╭──

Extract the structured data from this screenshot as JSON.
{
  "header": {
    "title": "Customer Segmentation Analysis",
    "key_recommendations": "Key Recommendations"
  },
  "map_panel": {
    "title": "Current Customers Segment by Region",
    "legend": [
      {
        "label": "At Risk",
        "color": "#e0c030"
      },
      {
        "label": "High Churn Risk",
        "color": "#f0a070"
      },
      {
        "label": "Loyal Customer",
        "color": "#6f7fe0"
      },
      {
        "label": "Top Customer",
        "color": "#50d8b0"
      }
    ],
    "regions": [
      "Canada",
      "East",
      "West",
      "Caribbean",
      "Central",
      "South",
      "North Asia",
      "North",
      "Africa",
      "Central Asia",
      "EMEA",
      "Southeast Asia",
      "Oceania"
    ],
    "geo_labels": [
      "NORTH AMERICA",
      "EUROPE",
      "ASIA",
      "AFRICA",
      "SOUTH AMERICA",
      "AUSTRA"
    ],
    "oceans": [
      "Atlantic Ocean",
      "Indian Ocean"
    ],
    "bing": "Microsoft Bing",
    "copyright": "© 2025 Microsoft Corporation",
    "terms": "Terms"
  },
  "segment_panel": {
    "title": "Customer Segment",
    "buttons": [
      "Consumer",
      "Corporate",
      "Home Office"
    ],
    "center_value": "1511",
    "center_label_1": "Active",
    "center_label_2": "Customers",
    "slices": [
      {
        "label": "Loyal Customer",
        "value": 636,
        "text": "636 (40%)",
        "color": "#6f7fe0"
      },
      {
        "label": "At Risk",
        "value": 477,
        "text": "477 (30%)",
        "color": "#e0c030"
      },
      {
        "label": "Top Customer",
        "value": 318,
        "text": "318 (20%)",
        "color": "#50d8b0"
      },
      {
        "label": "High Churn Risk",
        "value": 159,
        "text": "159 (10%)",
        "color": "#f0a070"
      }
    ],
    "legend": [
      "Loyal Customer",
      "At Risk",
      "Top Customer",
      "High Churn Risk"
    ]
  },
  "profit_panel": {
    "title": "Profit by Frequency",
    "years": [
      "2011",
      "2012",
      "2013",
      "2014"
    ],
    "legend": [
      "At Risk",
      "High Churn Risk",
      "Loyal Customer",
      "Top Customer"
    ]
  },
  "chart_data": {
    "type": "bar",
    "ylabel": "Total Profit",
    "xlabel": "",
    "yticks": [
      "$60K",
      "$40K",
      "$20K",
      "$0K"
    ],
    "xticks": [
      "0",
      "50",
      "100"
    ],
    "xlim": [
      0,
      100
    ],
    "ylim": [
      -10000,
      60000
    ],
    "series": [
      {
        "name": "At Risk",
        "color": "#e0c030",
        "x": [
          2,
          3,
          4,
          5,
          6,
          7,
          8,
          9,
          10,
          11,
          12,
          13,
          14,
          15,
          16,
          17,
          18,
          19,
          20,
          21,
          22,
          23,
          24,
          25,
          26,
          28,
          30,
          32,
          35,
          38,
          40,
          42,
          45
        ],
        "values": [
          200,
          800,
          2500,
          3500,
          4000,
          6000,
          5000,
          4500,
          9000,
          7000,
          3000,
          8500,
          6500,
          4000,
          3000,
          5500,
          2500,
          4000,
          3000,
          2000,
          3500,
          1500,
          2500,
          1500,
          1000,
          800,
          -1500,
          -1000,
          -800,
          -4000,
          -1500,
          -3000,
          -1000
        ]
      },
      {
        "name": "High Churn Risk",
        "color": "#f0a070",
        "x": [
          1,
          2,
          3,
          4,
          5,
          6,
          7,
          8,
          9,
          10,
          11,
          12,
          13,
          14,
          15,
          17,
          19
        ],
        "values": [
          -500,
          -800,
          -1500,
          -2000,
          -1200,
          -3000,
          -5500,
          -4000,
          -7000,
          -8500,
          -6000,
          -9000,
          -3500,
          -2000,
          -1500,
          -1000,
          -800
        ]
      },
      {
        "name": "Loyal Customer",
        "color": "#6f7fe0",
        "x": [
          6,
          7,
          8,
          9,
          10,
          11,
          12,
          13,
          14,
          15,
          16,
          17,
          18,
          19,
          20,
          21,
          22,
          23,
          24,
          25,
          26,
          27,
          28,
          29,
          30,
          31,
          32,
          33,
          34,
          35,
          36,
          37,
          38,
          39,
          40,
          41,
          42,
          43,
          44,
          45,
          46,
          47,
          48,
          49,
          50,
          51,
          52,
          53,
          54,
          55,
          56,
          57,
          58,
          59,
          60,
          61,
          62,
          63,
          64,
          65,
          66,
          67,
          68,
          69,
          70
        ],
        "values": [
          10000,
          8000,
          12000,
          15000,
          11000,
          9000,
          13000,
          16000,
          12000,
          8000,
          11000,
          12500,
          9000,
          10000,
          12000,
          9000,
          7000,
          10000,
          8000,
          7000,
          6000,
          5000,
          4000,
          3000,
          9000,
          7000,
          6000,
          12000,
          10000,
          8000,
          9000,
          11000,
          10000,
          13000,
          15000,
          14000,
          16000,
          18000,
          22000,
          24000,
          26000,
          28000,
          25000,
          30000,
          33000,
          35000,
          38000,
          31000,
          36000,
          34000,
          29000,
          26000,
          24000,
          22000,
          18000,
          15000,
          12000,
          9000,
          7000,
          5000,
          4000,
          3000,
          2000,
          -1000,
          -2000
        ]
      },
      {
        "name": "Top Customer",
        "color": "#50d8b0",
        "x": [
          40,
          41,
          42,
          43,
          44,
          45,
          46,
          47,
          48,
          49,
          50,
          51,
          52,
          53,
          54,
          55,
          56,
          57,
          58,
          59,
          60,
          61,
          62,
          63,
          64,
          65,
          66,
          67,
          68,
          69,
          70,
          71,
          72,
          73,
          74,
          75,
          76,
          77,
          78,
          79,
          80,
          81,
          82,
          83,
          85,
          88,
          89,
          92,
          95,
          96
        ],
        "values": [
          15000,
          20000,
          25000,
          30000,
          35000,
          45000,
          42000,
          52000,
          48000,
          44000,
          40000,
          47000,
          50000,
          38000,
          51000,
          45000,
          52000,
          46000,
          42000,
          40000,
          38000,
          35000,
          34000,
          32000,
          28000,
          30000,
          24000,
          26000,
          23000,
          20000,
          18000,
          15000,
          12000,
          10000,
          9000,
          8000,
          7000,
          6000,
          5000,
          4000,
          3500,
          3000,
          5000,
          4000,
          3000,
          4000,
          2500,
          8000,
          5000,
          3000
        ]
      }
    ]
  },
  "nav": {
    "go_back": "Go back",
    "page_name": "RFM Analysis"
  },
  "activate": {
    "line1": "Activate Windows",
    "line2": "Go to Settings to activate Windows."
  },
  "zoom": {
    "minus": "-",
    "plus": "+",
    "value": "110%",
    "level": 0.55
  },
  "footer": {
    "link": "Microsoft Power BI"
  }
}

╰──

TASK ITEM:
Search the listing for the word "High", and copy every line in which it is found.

RESULT:
        "label": "High Churn Risk",
        "label": "High Churn Risk",
      "High Churn Risk"
      "High Churn Risk",
        "name": "High Churn Risk",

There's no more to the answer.